PROBLEM STATEMENT —
Copy each entry below verbatim. Skip the pictures.

==============================

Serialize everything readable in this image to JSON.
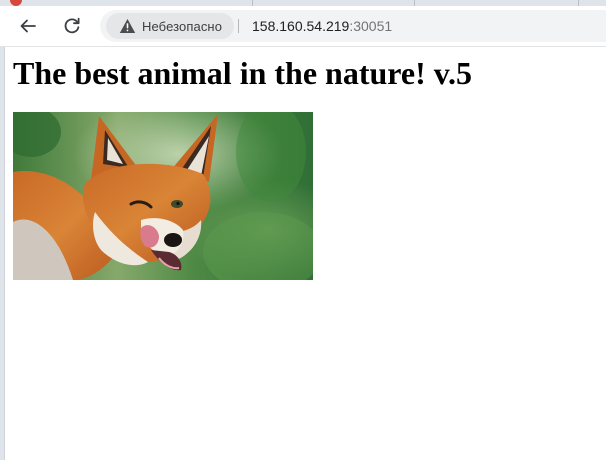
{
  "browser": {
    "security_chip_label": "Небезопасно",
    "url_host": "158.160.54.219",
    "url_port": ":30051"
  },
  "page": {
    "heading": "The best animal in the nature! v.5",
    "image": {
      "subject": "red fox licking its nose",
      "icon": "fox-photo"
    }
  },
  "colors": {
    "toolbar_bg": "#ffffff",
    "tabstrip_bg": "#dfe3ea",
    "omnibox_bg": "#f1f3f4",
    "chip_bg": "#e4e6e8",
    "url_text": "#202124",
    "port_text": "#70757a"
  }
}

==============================

RESPONSE BELOW —
Serialize everything readable in this image to JSON.
{
  "browser": {
    "security_chip_label": "Небезопасно",
    "url_host": "158.160.54.219",
    "url_port": ":30051"
  },
  "page": {
    "heading": "The best animal in the nature! v.5",
    "image": {
      "subject": "red fox licking its nose",
      "icon": "fox-photo"
    }
  },
  "colors": {
    "toolbar_bg": "#ffffff",
    "tabstrip_bg": "#dfe3ea",
    "omnibox_bg": "#f1f3f4",
    "chip_bg": "#e4e6e8",
    "url_text": "#202124",
    "port_text": "#70757a"
  }
}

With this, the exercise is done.